Ere half my days in this dark world and wide, And that one talent which is death to hide Lodged with me useless, though my soul more bent To serve therewith my Maker, and present
My true account, lest He returning chide,
Who best Bear his mild yoke, they serve him best. His state Is kingly thousands at his bidding speed,
And post o'er land and ocean without rest;
[TO MR. LAWRENCE.]
LAWRENCE, of virtuous father virtuous son,
Where shall we sometimes meet, and by the fire Help waste a sullen day, what may be won From the hard season gaining? Time will run On smoother, till Favonius reinspire The frozen earth, and clothe in fresh attire The lily and rose, that neither sowed nor spun. What neat repast shall feast us, light and choice,
Of Attic taste, with wine, whence we may rise To hear the lute well touched, or artful voice Warble immortal notes and Tuscan air?
He who of those delights can judge, and spare
[TO CYRIACK SKINNER.]
CYRIACK, whose grandsire on the royal bench
And what the Swede intend, and what the French.

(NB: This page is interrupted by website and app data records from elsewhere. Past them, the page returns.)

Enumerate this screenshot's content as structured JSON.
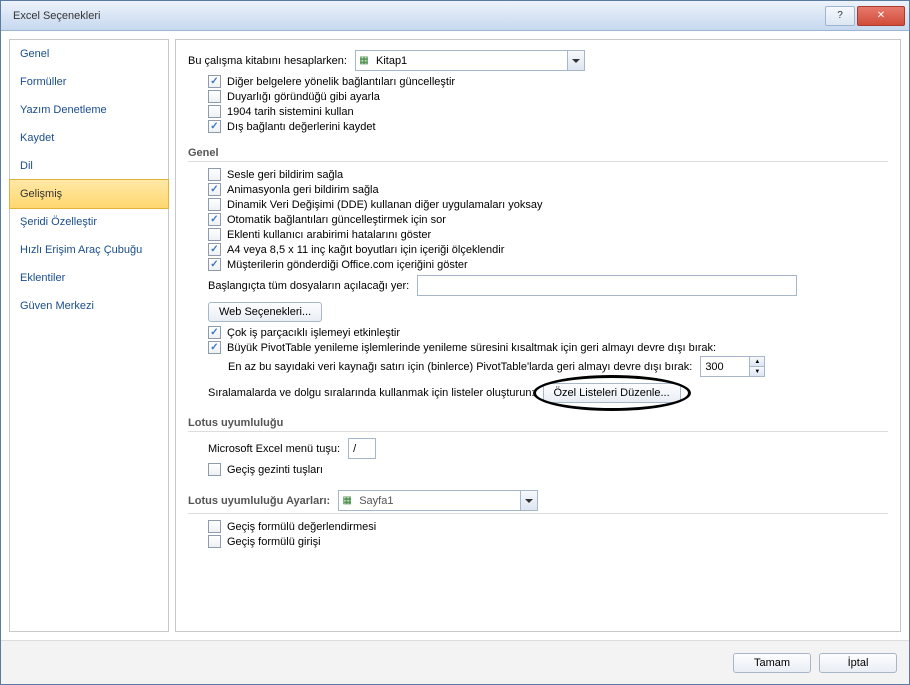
{
  "titlebar": {
    "title": "Excel Seçenekleri"
  },
  "sidebar": {
    "items": [
      {
        "label": "Genel"
      },
      {
        "label": "Formüller"
      },
      {
        "label": "Yazım Denetleme"
      },
      {
        "label": "Kaydet"
      },
      {
        "label": "Dil"
      },
      {
        "label": "Gelişmiş"
      },
      {
        "label": "Şeridi Özelleştir"
      },
      {
        "label": "Hızlı Erişim Araç Çubuğu"
      },
      {
        "label": "Eklentiler"
      },
      {
        "label": "Güven Merkezi"
      }
    ],
    "selected_index": 5
  },
  "content": {
    "calc_row_label": "Bu çalışma kitabını hesaplarken:",
    "calc_dropdown": "Kitap1",
    "chk_update_links": "Diğer belgelere yönelik bağlantıları güncelleştir",
    "chk_precision": "Duyarlığı göründüğü gibi ayarla",
    "chk_1904": "1904 tarih sistemini kullan",
    "chk_save_ext": "Dış bağlantı değerlerini kaydet",
    "section_genel": "Genel",
    "chk_sound": "Sesle geri bildirim sağla",
    "chk_anim": "Animasyonla geri bildirim sağla",
    "chk_dde": "Dinamik Veri Değişimi (DDE) kullanan diğer uygulamaları yoksay",
    "chk_auto_links": "Otomatik bağlantıları güncelleştirmek için sor",
    "chk_addin_err": "Eklenti kullanıcı arabirimi hatalarını göster",
    "chk_a4": "A4 veya 8,5 x 11 inç kağıt boyutları için içeriği ölçeklendir",
    "chk_office": "Müşterilerin gönderdiği Office.com içeriğini göster",
    "startup_label": "Başlangıçta tüm dosyaların açılacağı yer:",
    "startup_value": "",
    "web_opts": "Web Seçenekleri...",
    "chk_multi": "Çok iş parçacıklı işlemeyi etkinleştir",
    "chk_pivot": "Büyük PivotTable yenileme işlemlerinde yenileme süresini kısaltmak için geri almayı devre dışı bırak:",
    "pivot_sub": "En az bu sayıdaki veri kaynağı satırı için (binlerce) PivotTable'larda geri almayı devre dışı bırak:",
    "pivot_value": "300",
    "lists_label": "Sıralamalarda ve dolgu sıralarında kullanmak için listeler oluşturun:",
    "lists_btn": "Özel Listeleri Düzenle...",
    "section_lotus": "Lotus uyumluluğu",
    "menu_key_label": "Microsoft Excel menü tuşu:",
    "menu_key_value": "/",
    "chk_transition_nav": "Geçiş gezinti tuşları",
    "lotus_settings_label": "Lotus uyumluluğu Ayarları:",
    "lotus_dropdown": "Sayfa1",
    "chk_transition_eval": "Geçiş formülü değerlendirmesi",
    "chk_transition_entry": "Geçiş formülü girişi"
  },
  "footer": {
    "ok": "Tamam",
    "cancel": "İptal"
  }
}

To measure life learn thou betimes, and know
Toward solid good what leads the nearest way; For other things mild Heaven a time ordains, And disapproves that care, though wise in show,
That with superfluous burden loads the day,
[TO THE SAME.]
CYRIACK, this three years' day these eyes, though clear To outward view, of blemish or of spot,
Bereft of light, their seeing have forgot; Nor to their idle orbs doth sight appear Of sun, or moon, or star, throughout the year, Or man, or woman. Yet I argue not
Against Heaven's hand or will, nor bate a jot Of heart or hope, but still bear up and steer Right onward. What supports me, dost thou ask? The conscience, friend, to have lost them overplied In Liberty's defence, my noble task, Of which all Europe rings from side to side.
This thought might lead me through the world's vain mask
Content, though blind, had I no better guide.
[ON HIS DECEASED WIFE.]
METHOUGHT I saw my late espoused saint
Brought to me like Alcestis from the grave,
Mine, as whom washed from spot of child-bed taint
And such as yet once more I trust to have Full sight of her in Heaven without restraint, Came vested all in white, pure as her mind.
Her face was veiled; yet to my fancied sight Love, sweetness, goodness, in her person shined So clear as in no face with more delight.
But, oh! as to embrace me she inclined,
I waked, she fled, and day brought back my night.
THE FIFTH ODE OF HORACE, LIB. I.,
Quis multâ gracilis te puer in rosà,
Rendered almost word for word, without rhyme, according to the Latin measure, as near as the language will permit.
WHAT slender youth, bedewed with liquid odours,
Plain in thy neatness? Oh, how oft shall he
Who now enjoys thee credulous, all gold;
Who always vacant, always amiable,
Hopes thee, of flattering gales
To whom thou untried seem'st fair! Me, in my vowed
My dank and dropping weeds
[As Milton inserts the original with his translation, as if to challenge comparison, it is right that we should do so too.]